Twin brothers Josh and Jake Aron got a bird’s-eye view of Dallas-Fort Worth on Thursday.
The bird that carried them was bigger than a jumbo jet, quiet as a cat and lighter than air.
“It was awesome!” said 9-year-old Jake, of Dallas. “But we didn’t get to go to school and brag about it to our friends today; we gotta wait.”
This weekend, residents across the area may catch a glimpse of the Farmers airship, the largest in the world and one of only two zeppelins flying commercially. The dirigible, dubbed Eureka, is making the final stop on its six-month Covering Communities Tour.

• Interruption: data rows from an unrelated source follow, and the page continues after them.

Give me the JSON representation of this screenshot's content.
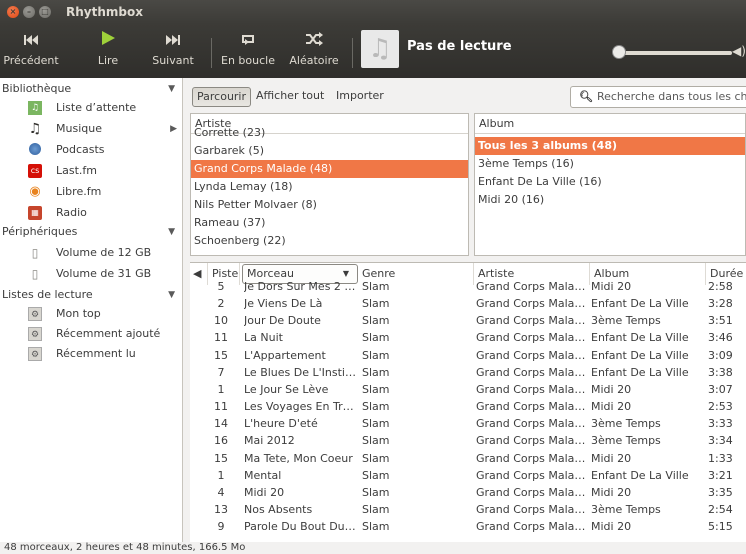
{
  "window": {
    "title": "Rhythmbox"
  },
  "toolbar": {
    "previous": "Précédent",
    "play": "Lire",
    "next": "Suivant",
    "repeat": "En boucle",
    "shuffle": "Aléatoire",
    "now_playing": "Pas de lecture"
  },
  "sidebar": {
    "library_header": "Bibliothèque",
    "library_items": [
      {
        "label": "Liste d’attente",
        "icon": "queue-icon"
      },
      {
        "label": "Musique",
        "icon": "music-icon"
      },
      {
        "label": "Podcasts",
        "icon": "podcast-icon"
      },
      {
        "label": "Last.fm",
        "icon": "lastfm-icon"
      },
      {
        "label": "Libre.fm",
        "icon": "librefm-icon"
      },
      {
        "label": "Radio",
        "icon": "radio-icon"
      }
    ],
    "devices_header": "Périphériques",
    "device_items": [
      {
        "label": "Volume de 12 GB"
      },
      {
        "label": "Volume de 31 GB"
      }
    ],
    "playlists_header": "Listes de lecture",
    "playlist_items": [
      {
        "label": "Mon top"
      },
      {
        "label": "Récemment ajouté"
      },
      {
        "label": "Récemment lu"
      }
    ]
  },
  "browse": {
    "browse_btn": "Parcourir",
    "show_all_btn": "Afficher tout",
    "import_btn": "Importer",
    "search_placeholder": "Recherche dans tous les champs"
  },
  "artist_pane": {
    "header": "Artiste",
    "rows": [
      "Corrette (23)",
      "Garbarek (5)",
      "Grand Corps Malade (48)",
      "Lynda Lemay (18)",
      "Nils Petter Molvaer (8)",
      "Rameau (37)",
      "Schoenberg (22)"
    ]
  },
  "album_pane": {
    "header": "Album",
    "rows": [
      "Tous les 3 albums (48)",
      "3ème Temps (16)",
      "Enfant De La Ville (16)",
      "Midi 20 (16)"
    ]
  },
  "track_table": {
    "headers": {
      "playing": "",
      "track": "Piste",
      "title": "Morceau",
      "genre": "Genre",
      "artist": "Artiste",
      "album": "Album",
      "duration": "Durée"
    },
    "rows": [
      {
        "track": "5",
        "title": "Je Dors Sur Mes 2 Or...",
        "genre": "Slam",
        "artist": "Grand Corps Malade",
        "album": "Midi 20",
        "duration": "2:58"
      },
      {
        "track": "2",
        "title": "Je Viens De Là",
        "genre": "Slam",
        "artist": "Grand Corps Malade",
        "album": "Enfant De La Ville",
        "duration": "3:28"
      },
      {
        "track": "10",
        "title": "Jour De Doute",
        "genre": "Slam",
        "artist": "Grand Corps Malade",
        "album": "3ème Temps",
        "duration": "3:51"
      },
      {
        "track": "11",
        "title": "La Nuit",
        "genre": "Slam",
        "artist": "Grand Corps Malade",
        "album": "Enfant De La Ville",
        "duration": "3:46"
      },
      {
        "track": "15",
        "title": "L'Appartement",
        "genre": "Slam",
        "artist": "Grand Corps Malade",
        "album": "Enfant De La Ville",
        "duration": "3:09"
      },
      {
        "track": "7",
        "title": "Le Blues De L'Instit...",
        "genre": "Slam",
        "artist": "Grand Corps Malade",
        "album": "Enfant De La Ville",
        "duration": "3:38"
      },
      {
        "track": "1",
        "title": "Le Jour Se Lève",
        "genre": "Slam",
        "artist": "Grand Corps Malade",
        "album": "Midi 20",
        "duration": "3:07"
      },
      {
        "track": "11",
        "title": "Les Voyages En Train",
        "genre": "Slam",
        "artist": "Grand Corps Malade",
        "album": "Midi 20",
        "duration": "2:53"
      },
      {
        "track": "14",
        "title": "L'heure D'eté",
        "genre": "Slam",
        "artist": "Grand Corps Malade",
        "album": "3ème Temps",
        "duration": "3:33"
      },
      {
        "track": "16",
        "title": "Mai 2012",
        "genre": "Slam",
        "artist": "Grand Corps Malade",
        "album": "3ème Temps",
        "duration": "3:34"
      },
      {
        "track": "15",
        "title": "Ma Tete, Mon Coeur",
        "genre": "Slam",
        "artist": "Grand Corps Malade",
        "album": "Midi 20",
        "duration": "1:33"
      },
      {
        "track": "1",
        "title": "Mental",
        "genre": "Slam",
        "artist": "Grand Corps Malade",
        "album": "Enfant De La Ville",
        "duration": "3:21"
      },
      {
        "track": "4",
        "title": "Midi 20",
        "genre": "Slam",
        "artist": "Grand Corps Malade",
        "album": "Midi 20",
        "duration": "3:35"
      },
      {
        "track": "13",
        "title": "Nos Absents",
        "genre": "Slam",
        "artist": "Grand Corps Malade",
        "album": "3ème Temps",
        "duration": "2:54"
      },
      {
        "track": "9",
        "title": "Parole Du Bout Du ...",
        "genre": "Slam",
        "artist": "Grand Corps Malade",
        "album": "Midi 20",
        "duration": "5:15"
      }
    ]
  },
  "status": {
    "text": "48 morceaux, 2 heures et 48 minutes, 166.5 Mo"
  },
  "colors": {
    "selection": "#f07746",
    "toolbar": "#3c3b37",
    "close_button": "#dd4814"
  }
}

The Aron twins were invited with their parents, Jaime and Lori, and older brother Zac to ride Eureka on Thursday morning on behalf of Farmers Insurance and the March of Dimes.
“They … asked if we’d like to do this, and who wouldn’t want to?” Jaime Aron said. “We’ve been so fortunate to have so many great experiences on behalf of March of Dimes.”

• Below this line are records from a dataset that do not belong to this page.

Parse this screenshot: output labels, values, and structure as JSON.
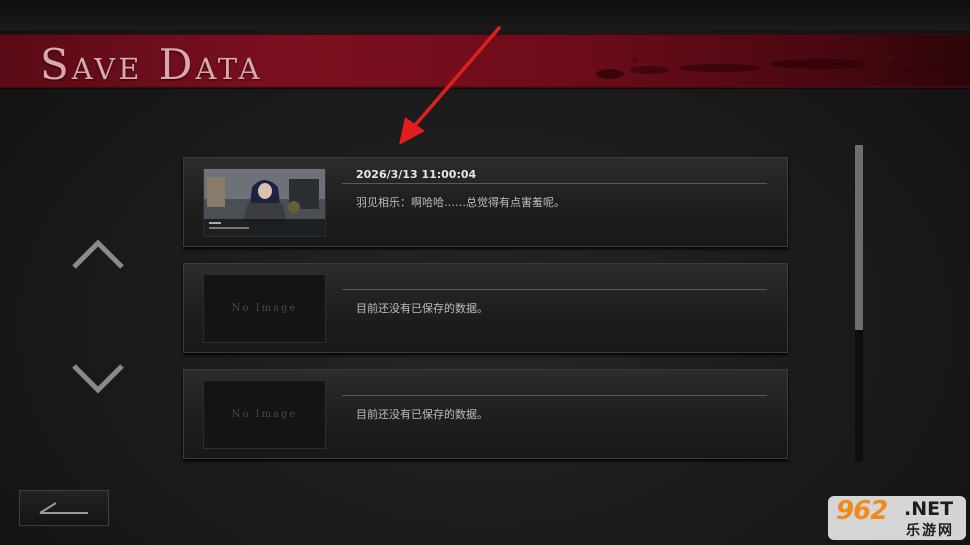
{
  "header": {
    "title": "Save Data"
  },
  "navigation": {
    "up_icon": "chevron-up-icon",
    "down_icon": "chevron-down-icon",
    "back_icon": "back-arrow-icon"
  },
  "slots": [
    {
      "date": "2026/3/13 11:00:04",
      "text": "羽见相乐：啊哈哈……总觉得有点害羞呢。",
      "has_image": true,
      "thumbnail_text": ""
    },
    {
      "date": "",
      "text": "目前还没有已保存的数据。",
      "has_image": false,
      "thumbnail_text": "No Image"
    },
    {
      "date": "",
      "text": "目前还没有已保存的数据。",
      "has_image": false,
      "thumbnail_text": "No Image"
    }
  ],
  "watermark": {
    "number": "962",
    "suffix": ".NET",
    "site": "乐游网"
  },
  "colors": {
    "banner": "#7d1020",
    "title": "#d9a7ac",
    "annotation_arrow": "#e01e1e",
    "watermark_orange": "#f08a1c"
  }
}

Josh and Jake were born four months premature, and the family has been ambassadors for the March of Dimes for the past six years. They said Thursday’s flight was the experience of a lifetime.

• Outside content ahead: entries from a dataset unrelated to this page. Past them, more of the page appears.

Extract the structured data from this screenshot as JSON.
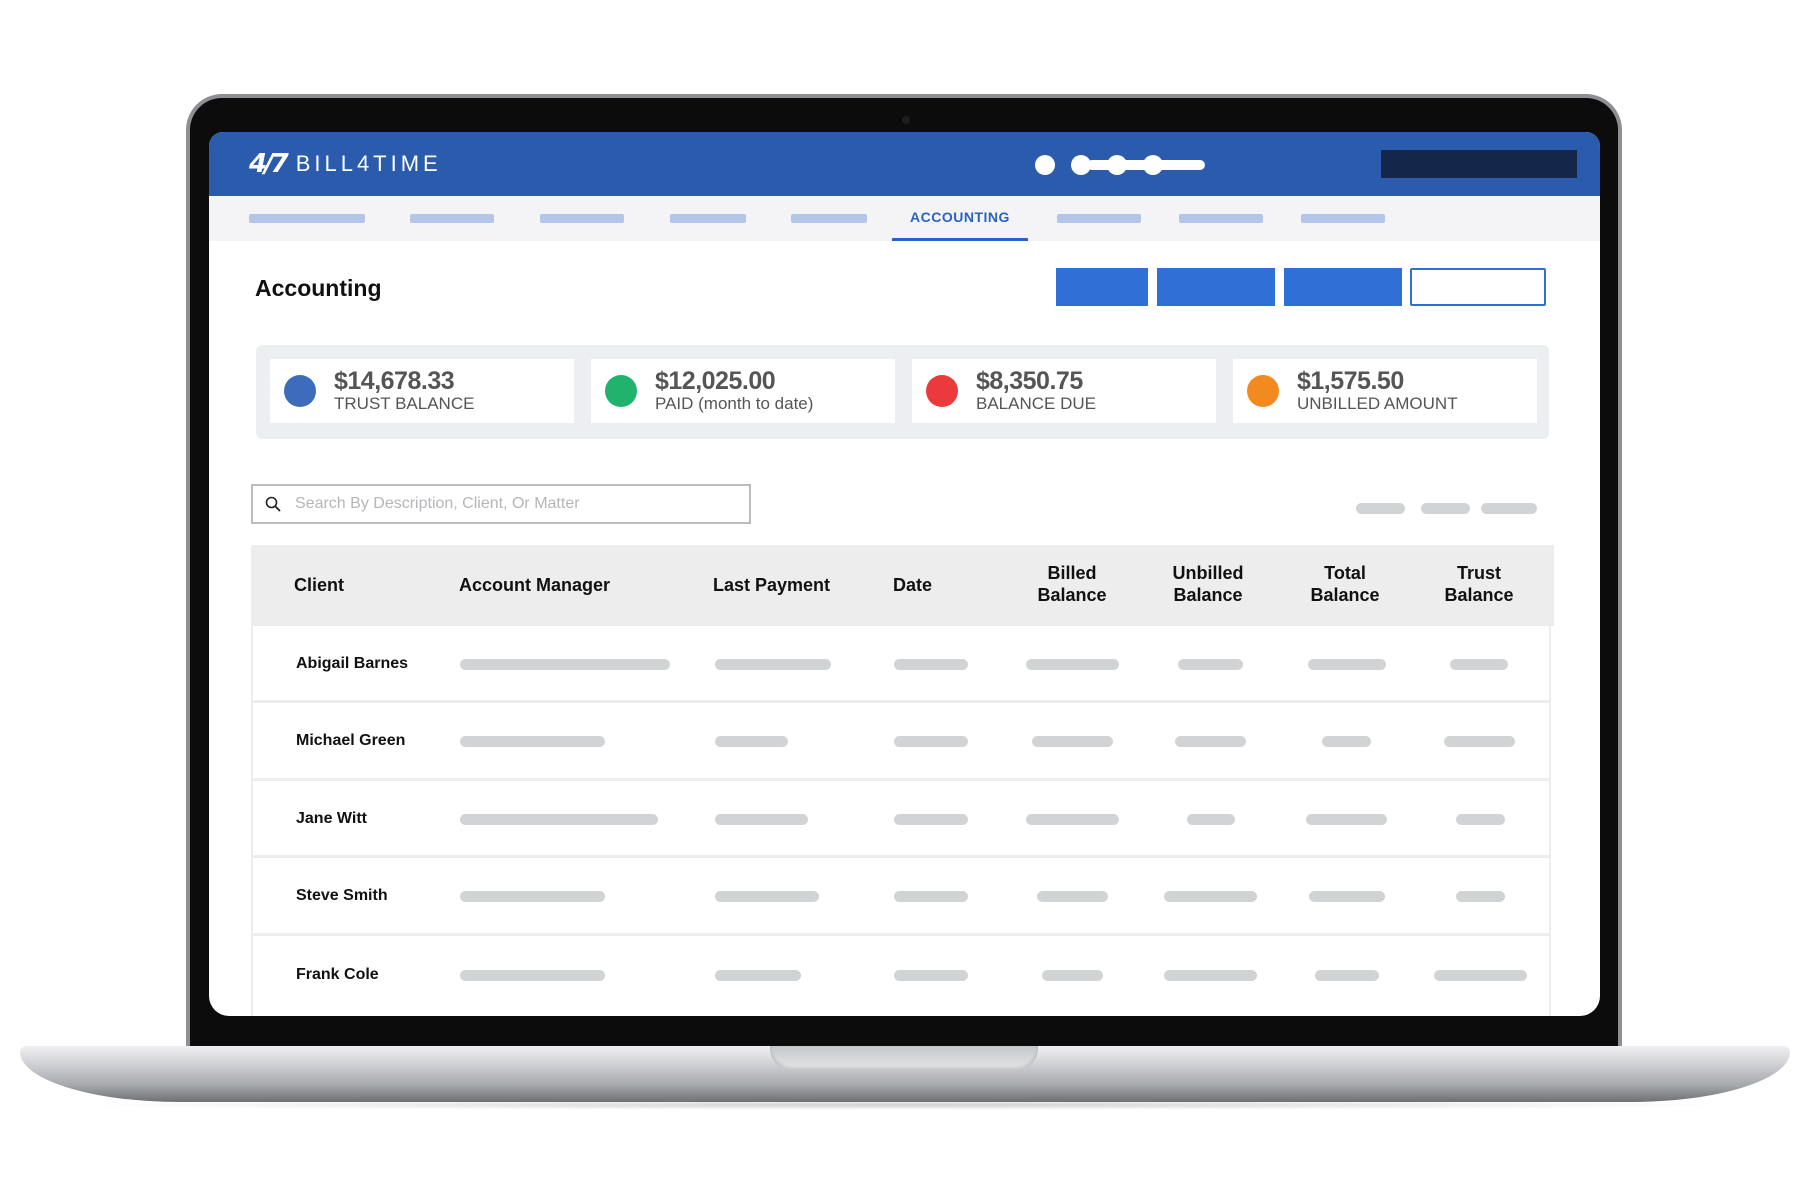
{
  "app": {
    "brand_mark": "4/7",
    "brand_name": "BILL4TIME"
  },
  "nav": {
    "active_tab": "ACCOUNTING"
  },
  "page": {
    "title": "Accounting"
  },
  "summary": [
    {
      "value": "$14,678.33",
      "label": "TRUST BALANCE",
      "color": "#3e6cbd"
    },
    {
      "value": "$12,025.00",
      "label": "PAID (month to date)",
      "color": "#1fb36b"
    },
    {
      "value": "$8,350.75",
      "label": "BALANCE DUE",
      "color": "#ea3a3d"
    },
    {
      "value": "$1,575.50",
      "label": "UNBILLED AMOUNT",
      "color": "#f28a1f"
    }
  ],
  "search": {
    "placeholder": "Search By Description, Client, Or Matter",
    "value": ""
  },
  "table": {
    "headers": {
      "client": "Client",
      "account_manager": "Account Manager",
      "last_payment": "Last Payment",
      "date": "Date",
      "billed_balance_1": "Billed",
      "billed_balance_2": "Balance",
      "unbilled_balance_1": "Unbilled",
      "unbilled_balance_2": "Balance",
      "total_balance_1": "Total",
      "total_balance_2": "Balance",
      "trust_balance_1": "Trust",
      "trust_balance_2": "Balance"
    },
    "rows": [
      {
        "client": "Abigail Barnes"
      },
      {
        "client": "Michael Green"
      },
      {
        "client": "Jane Witt"
      },
      {
        "client": "Steve Smith"
      },
      {
        "client": "Frank Cole"
      }
    ]
  },
  "colors": {
    "header_blue": "#2a5bac",
    "accent_blue": "#2f6fd6",
    "nav_active": "#2a63c4"
  }
}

“My alarm was set for 5:40,” Jaime Aron said, “and he [Jake] woke me up at 5:39, and he was already dressed. … So he was a wee bit looking forward to it.”
The Arons’ trip was on the house, but limited seats were available this weekend for a shade over $500 for a one-hour trip or $1,000 for two hours. For more information, or to track the airship’s journeys throughout the world, go to airshipventures.com.
According to Airship Ventures, owner and operator of Eureka, the zeppelin is 246 feet long and travels at an average speed of 35 mph and an altitude of 1,200 feet. Its internal framework distinguishes it from the more common blimps. The airship’s gondola holds 12 passengers, complete with a restroom and views from every angle.
“Sometimes I’ll see kids during playtime at school waving, so I’ll make a few spins to let them know I see them,” said Eureka’s pilot, Katharine Board. “That’s what it’s all about.”
Board, the only female zeppelin pilot in the world, said she flies with people who have wanted to ride an airship their whole lives and feels fortunate to make those dreams come true. She also enjoys proving to youngsters that anything is possible.
“I really notice being the only woman pilot when I hear a dad tell his daughter she can do whatever she wants,” she said.
The red, white and blue airship lifts off for its last trip around the area on Sunday at Fort Worth’s Alliance Airport.